▶ [WHAT YOU ARE ASKED TO DO]
Retype the listing that follows, word for word.

▶ [ENTRIES PROVIDED]
※

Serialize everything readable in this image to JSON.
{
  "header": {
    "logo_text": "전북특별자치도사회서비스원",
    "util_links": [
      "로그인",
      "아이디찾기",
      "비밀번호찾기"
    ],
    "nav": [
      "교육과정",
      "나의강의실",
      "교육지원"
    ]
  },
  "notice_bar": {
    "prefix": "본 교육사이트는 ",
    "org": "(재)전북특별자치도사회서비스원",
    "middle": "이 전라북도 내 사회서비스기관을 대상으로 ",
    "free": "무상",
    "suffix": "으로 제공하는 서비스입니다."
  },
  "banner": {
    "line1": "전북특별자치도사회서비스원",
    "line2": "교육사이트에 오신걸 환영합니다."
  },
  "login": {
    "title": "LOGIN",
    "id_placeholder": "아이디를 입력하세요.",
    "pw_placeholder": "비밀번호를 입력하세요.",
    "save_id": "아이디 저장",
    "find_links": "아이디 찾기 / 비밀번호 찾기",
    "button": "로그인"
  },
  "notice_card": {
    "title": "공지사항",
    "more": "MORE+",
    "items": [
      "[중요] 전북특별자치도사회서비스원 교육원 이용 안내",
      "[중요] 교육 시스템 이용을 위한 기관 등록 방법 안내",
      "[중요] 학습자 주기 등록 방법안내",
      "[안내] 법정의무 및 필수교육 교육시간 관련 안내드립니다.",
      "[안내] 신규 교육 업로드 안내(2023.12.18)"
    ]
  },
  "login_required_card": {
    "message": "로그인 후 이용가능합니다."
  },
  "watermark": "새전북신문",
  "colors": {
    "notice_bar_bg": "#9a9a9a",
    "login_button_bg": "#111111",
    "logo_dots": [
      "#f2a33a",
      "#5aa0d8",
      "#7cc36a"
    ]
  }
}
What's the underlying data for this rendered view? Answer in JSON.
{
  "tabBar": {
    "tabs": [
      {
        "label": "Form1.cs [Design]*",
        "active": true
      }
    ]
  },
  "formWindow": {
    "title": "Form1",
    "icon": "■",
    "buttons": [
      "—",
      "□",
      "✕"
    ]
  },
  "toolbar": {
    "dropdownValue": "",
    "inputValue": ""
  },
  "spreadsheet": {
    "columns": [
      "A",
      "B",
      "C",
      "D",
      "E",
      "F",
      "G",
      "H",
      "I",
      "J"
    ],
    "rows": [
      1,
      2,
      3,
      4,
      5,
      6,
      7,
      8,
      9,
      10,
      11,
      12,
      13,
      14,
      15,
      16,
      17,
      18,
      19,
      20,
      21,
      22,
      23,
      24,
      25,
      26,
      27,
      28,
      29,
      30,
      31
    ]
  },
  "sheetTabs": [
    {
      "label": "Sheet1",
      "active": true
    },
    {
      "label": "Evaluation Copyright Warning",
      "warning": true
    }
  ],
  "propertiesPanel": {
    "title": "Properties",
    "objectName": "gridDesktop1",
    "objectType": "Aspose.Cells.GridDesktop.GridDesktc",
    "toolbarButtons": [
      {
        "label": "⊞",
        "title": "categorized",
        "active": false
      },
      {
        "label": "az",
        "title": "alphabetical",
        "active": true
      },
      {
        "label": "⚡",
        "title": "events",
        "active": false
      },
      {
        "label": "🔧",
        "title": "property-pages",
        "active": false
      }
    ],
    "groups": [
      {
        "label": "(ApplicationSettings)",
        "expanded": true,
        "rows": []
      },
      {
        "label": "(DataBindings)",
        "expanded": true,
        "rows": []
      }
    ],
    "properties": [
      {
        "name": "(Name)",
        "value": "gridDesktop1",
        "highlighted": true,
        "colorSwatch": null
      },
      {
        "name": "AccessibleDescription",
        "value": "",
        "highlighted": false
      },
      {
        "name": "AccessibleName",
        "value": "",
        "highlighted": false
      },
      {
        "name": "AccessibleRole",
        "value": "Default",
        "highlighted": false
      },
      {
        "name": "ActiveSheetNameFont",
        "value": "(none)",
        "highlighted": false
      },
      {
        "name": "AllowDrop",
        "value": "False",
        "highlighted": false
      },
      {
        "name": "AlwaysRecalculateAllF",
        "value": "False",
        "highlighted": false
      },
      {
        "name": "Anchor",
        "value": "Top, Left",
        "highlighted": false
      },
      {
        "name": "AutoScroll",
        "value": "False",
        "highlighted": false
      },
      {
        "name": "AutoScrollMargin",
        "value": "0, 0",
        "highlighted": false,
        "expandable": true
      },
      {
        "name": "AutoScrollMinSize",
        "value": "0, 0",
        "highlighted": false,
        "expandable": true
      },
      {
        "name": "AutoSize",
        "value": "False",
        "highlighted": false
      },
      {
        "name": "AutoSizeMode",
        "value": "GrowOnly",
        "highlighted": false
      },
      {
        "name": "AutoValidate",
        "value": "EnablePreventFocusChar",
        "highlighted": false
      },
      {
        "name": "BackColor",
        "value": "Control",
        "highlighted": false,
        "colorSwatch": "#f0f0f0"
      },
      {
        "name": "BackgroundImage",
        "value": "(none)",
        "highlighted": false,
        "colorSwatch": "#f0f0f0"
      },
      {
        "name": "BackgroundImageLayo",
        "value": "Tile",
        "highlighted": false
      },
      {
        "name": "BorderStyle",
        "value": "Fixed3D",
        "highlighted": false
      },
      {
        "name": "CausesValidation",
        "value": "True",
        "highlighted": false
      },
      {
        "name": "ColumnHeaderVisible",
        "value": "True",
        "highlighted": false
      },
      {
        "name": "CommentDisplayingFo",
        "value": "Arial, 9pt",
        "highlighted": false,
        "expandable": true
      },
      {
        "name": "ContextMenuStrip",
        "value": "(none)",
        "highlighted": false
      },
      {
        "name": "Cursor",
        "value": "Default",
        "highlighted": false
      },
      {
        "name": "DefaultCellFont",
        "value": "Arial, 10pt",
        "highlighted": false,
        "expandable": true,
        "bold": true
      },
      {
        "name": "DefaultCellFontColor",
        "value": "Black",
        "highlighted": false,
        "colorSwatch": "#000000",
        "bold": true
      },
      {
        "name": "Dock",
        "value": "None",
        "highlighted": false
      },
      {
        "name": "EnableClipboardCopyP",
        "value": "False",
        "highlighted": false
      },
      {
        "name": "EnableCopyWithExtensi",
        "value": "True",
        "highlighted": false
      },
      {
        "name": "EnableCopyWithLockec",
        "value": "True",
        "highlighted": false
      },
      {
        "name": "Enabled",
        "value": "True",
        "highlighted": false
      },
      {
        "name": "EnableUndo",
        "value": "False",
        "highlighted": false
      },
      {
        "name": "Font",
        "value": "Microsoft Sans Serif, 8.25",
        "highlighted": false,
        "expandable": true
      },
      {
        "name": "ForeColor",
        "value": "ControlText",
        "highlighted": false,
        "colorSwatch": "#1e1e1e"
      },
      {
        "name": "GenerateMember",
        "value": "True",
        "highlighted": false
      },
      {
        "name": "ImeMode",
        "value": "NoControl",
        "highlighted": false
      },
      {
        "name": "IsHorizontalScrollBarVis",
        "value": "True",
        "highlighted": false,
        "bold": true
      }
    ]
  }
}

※

▶ [SOLUTION]
Serialize everything readable in this image to JSON.
{
  "header": {
    "logo_text": "전북특별자치도사회서비스원",
    "util_links": [
      "로그인",
      "아이디찾기",
      "비밀번호찾기"
    ],
    "nav": [
      "교육과정",
      "나의강의실",
      "교육지원"
    ]
  },
  "notice_bar": {
    "prefix": "본 교육사이트는 ",
    "org": "(재)전북특별자치도사회서비스원",
    "middle": "이 전라북도 내 사회서비스기관을 대상으로 ",
    "free": "무상",
    "suffix": "으로 제공하는 서비스입니다."
  },
  "banner": {
    "line1": "전북특별자치도사회서비스원",
    "line2": "교육사이트에 오신걸 환영합니다."
  },
  "login": {
    "title": "LOGIN",
    "id_placeholder": "아이디를 입력하세요.",
    "pw_placeholder": "비밀번호를 입력하세요.",
    "save_id": "아이디 저장",
    "find_links": "아이디 찾기 / 비밀번호 찾기",
    "button": "로그인"
  },
  "notice_card": {
    "title": "공지사항",
    "more": "MORE+",
    "items": [
      "[중요] 전북특별자치도사회서비스원 교육원 이용 안내",
      "[중요] 교육 시스템 이용을 위한 기관 등록 방법 안내",
      "[중요] 학습자 주기 등록 방법안내",
      "[안내] 법정의무 및 필수교육 교육시간 관련 안내드립니다.",
      "[안내] 신규 교육 업로드 안내(2023.12.18)"
    ]
  },
  "login_required_card": {
    "message": "로그인 후 이용가능합니다."
  },
  "watermark": "새전북신문",
  "colors": {
    "notice_bar_bg": "#9a9a9a",
    "login_button_bg": "#111111",
    "logo_dots": [
      "#f2a33a",
      "#5aa0d8",
      "#7cc36a"
    ]
  }
}
What's the underlying data for this rendered view? Answer in JSON.
{
  "tabBar": {
    "tabs": [
      {
        "label": "Form1.cs [Design]*",
        "active": true
      }
    ]
  },
  "formWindow": {
    "title": "Form1",
    "icon": "■",
    "buttons": [
      "—",
      "□",
      "✕"
    ]
  },
  "toolbar": {
    "dropdownValue": "",
    "inputValue": ""
  },
  "spreadsheet": {
    "columns": [
      "A",
      "B",
      "C",
      "D",
      "E",
      "F",
      "G",
      "H",
      "I",
      "J"
    ],
    "rows": [
      1,
      2,
      3,
      4,
      5,
      6,
      7,
      8,
      9,
      10,
      11,
      12,
      13,
      14,
      15,
      16,
      17,
      18,
      19,
      20,
      21,
      22,
      23,
      24,
      25,
      26,
      27,
      28,
      29,
      30,
      31
    ]
  },
  "sheetTabs": [
    {
      "label": "Sheet1",
      "active": true
    },
    {
      "label": "Evaluation Copyright Warning",
      "warning": true
    }
  ],
  "propertiesPanel": {
    "title": "Properties",
    "objectName": "gridDesktop1",
    "objectType": "Aspose.Cells.GridDesktop.GridDesktc",
    "toolbarButtons": [
      {
        "label": "⊞",
        "title": "categorized",
        "active": false
      },
      {
        "label": "az",
        "title": "alphabetical",
        "active": true
      },
      {
        "label": "⚡",
        "title": "events",
        "active": false
      },
      {
        "label": "🔧",
        "title": "property-pages",
        "active": false
      }
    ],
    "groups": [
      {
        "label": "(ApplicationSettings)",
        "expanded": true,
        "rows": []
      },
      {
        "label": "(DataBindings)",
        "expanded": true,
        "rows": []
      }
    ],
    "properties": [
      {
        "name": "(Name)",
        "value": "gridDesktop1",
        "highlighted": true,
        "colorSwatch": null
      },
      {
        "name": "AccessibleDescription",
        "value": "",
        "highlighted": false
      },
      {
        "name": "AccessibleName",
        "value": "",
        "highlighted": false
      },
      {
        "name": "AccessibleRole",
        "value": "Default",
        "highlighted": false
      },
      {
        "name": "ActiveSheetNameFont",
        "value": "(none)",
        "highlighted": false
      },
      {
        "name": "AllowDrop",
        "value": "False",
        "highlighted": false
      },
      {
        "name": "AlwaysRecalculateAllF",
        "value": "False",
        "highlighted": false
      },
      {
        "name": "Anchor",
        "value": "Top, Left",
        "highlighted": false
      },
      {
        "name": "AutoScroll",
        "value": "False",
        "highlighted": false
      },
      {
        "name": "AutoScrollMargin",
        "value": "0, 0",
        "highlighted": false,
        "expandable": true
      },
      {
        "name": "AutoScrollMinSize",
        "value": "0, 0",
        "highlighted": false,
        "expandable": true
      },
      {
        "name": "AutoSize",
        "value": "False",
        "highlighted": false
      },
      {
        "name": "AutoSizeMode",
        "value": "GrowOnly",
        "highlighted": false
      },
      {
        "name": "AutoValidate",
        "value": "EnablePreventFocusChar",
        "highlighted": false
      },
      {
        "name": "BackColor",
        "value": "Control",
        "highlighted": false,
        "colorSwatch": "#f0f0f0"
      },
      {
        "name": "BackgroundImage",
        "value": "(none)",
        "highlighted": false,
        "colorSwatch": "#f0f0f0"
      },
      {
        "name": "BackgroundImageLayo",
        "value": "Tile",
        "highlighted": false
      },
      {
        "name": "BorderStyle",
        "value": "Fixed3D",
        "highlighted": false
      },
      {
        "name": "CausesValidation",
        "value": "True",
        "highlighted": false
      },
      {
        "name": "ColumnHeaderVisible",
        "value": "True",
        "highlighted": false
      },
      {
        "name": "CommentDisplayingFo",
        "value": "Arial, 9pt",
        "highlighted": false,
        "expandable": true
      },
      {
        "name": "ContextMenuStrip",
        "value": "(none)",
        "highlighted": false
      },
      {
        "name": "Cursor",
        "value": "Default",
        "highlighted": false
      },
      {
        "name": "DefaultCellFont",
        "value": "Arial, 10pt",
        "highlighted": false,
        "expandable": true,
        "bold": true
      },
      {
        "name": "DefaultCellFontColor",
        "value": "Black",
        "highlighted": false,
        "colorSwatch": "#000000",
        "bold": true
      },
      {
        "name": "Dock",
        "value": "None",
        "highlighted": false
      },
      {
        "name": "EnableClipboardCopyP",
        "value": "False",
        "highlighted": false
      },
      {
        "name": "EnableCopyWithExtensi",
        "value": "True",
        "highlighted": false
      },
      {
        "name": "EnableCopyWithLockec",
        "value": "True",
        "highlighted": false
      },
      {
        "name": "Enabled",
        "value": "True",
        "highlighted": false
      },
      {
        "name": "EnableUndo",
        "value": "False",
        "highlighted": false
      },
      {
        "name": "Font",
        "value": "Microsoft Sans Serif, 8.25",
        "highlighted": false,
        "expandable": true
      },
      {
        "name": "ForeColor",
        "value": "ControlText",
        "highlighted": false,
        "colorSwatch": "#1e1e1e"
      },
      {
        "name": "GenerateMember",
        "value": "True",
        "highlighted": false
      },
      {
        "name": "ImeMode",
        "value": "NoControl",
        "highlighted": false
      },
      {
        "name": "IsHorizontalScrollBarVis",
        "value": "True",
        "highlighted": false,
        "bold": true
      }
    ]
  }
}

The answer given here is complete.